◆ **Requirement**: Copy the entries exactly. Leave nothing out and add nothing.

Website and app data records
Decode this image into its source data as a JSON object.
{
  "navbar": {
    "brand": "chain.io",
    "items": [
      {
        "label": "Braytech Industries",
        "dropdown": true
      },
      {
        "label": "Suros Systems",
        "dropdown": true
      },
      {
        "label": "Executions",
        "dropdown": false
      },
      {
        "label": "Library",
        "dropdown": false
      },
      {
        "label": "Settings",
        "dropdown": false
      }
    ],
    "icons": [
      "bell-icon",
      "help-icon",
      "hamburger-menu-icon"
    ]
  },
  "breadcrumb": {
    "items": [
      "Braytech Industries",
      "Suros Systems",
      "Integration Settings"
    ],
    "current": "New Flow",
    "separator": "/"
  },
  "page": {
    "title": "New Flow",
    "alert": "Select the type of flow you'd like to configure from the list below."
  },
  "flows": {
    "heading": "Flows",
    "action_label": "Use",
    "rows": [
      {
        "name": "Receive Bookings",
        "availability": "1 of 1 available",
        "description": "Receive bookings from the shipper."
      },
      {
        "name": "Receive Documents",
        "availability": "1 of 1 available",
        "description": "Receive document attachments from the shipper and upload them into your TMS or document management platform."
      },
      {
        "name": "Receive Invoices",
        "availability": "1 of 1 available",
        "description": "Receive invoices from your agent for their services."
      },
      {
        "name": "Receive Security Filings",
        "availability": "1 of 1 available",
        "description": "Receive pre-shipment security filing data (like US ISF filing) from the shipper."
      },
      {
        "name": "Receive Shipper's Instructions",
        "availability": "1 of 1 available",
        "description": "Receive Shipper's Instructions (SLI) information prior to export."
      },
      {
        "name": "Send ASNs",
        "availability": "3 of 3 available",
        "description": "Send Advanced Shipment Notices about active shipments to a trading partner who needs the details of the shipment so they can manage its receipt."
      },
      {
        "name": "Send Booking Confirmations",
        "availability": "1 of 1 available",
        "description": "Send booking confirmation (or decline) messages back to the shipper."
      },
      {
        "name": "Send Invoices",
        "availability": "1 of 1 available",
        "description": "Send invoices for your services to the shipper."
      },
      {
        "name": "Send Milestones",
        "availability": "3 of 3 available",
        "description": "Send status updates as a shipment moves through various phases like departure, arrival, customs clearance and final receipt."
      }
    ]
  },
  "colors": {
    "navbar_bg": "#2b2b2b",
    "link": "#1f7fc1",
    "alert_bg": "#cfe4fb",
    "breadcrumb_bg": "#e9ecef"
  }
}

◆ **Result of this task**:
Decode this image into its source data as a JSON object.
{
  "navbar": {
    "brand": "chain.io",
    "items": [
      {
        "label": "Braytech Industries",
        "dropdown": true
      },
      {
        "label": "Suros Systems",
        "dropdown": true
      },
      {
        "label": "Executions",
        "dropdown": false
      },
      {
        "label": "Library",
        "dropdown": false
      },
      {
        "label": "Settings",
        "dropdown": false
      }
    ],
    "icons": [
      "bell-icon",
      "help-icon",
      "hamburger-menu-icon"
    ]
  },
  "breadcrumb": {
    "items": [
      "Braytech Industries",
      "Suros Systems",
      "Integration Settings"
    ],
    "current": "New Flow",
    "separator": "/"
  },
  "page": {
    "title": "New Flow",
    "alert": "Select the type of flow you'd like to configure from the list below."
  },
  "flows": {
    "heading": "Flows",
    "action_label": "Use",
    "rows": [
      {
        "name": "Receive Bookings",
        "availability": "1 of 1 available",
        "description": "Receive bookings from the shipper."
      },
      {
        "name": "Receive Documents",
        "availability": "1 of 1 available",
        "description": "Receive document attachments from the shipper and upload them into your TMS or document management platform."
      },
      {
        "name": "Receive Invoices",
        "availability": "1 of 1 available",
        "description": "Receive invoices from your agent for their services."
      },
      {
        "name": "Receive Security Filings",
        "availability": "1 of 1 available",
        "description": "Receive pre-shipment security filing data (like US ISF filing) from the shipper."
      },
      {
        "name": "Receive Shipper's Instructions",
        "availability": "1 of 1 available",
        "description": "Receive Shipper's Instructions (SLI) information prior to export."
      },
      {
        "name": "Send ASNs",
        "availability": "3 of 3 available",
        "description": "Send Advanced Shipment Notices about active shipments to a trading partner who needs the details of the shipment so they can manage its receipt."
      },
      {
        "name": "Send Booking Confirmations",
        "availability": "1 of 1 available",
        "description": "Send booking confirmation (or decline) messages back to the shipper."
      },
      {
        "name": "Send Invoices",
        "availability": "1 of 1 available",
        "description": "Send invoices for your services to the shipper."
      },
      {
        "name": "Send Milestones",
        "availability": "3 of 3 available",
        "description": "Send status updates as a shipment moves through various phases like departure, arrival, customs clearance and final receipt."
      }
    ]
  },
  "colors": {
    "navbar_bg": "#2b2b2b",
    "link": "#1f7fc1",
    "alert_bg": "#cfe4fb",
    "breadcrumb_bg": "#e9ecef"
  }
}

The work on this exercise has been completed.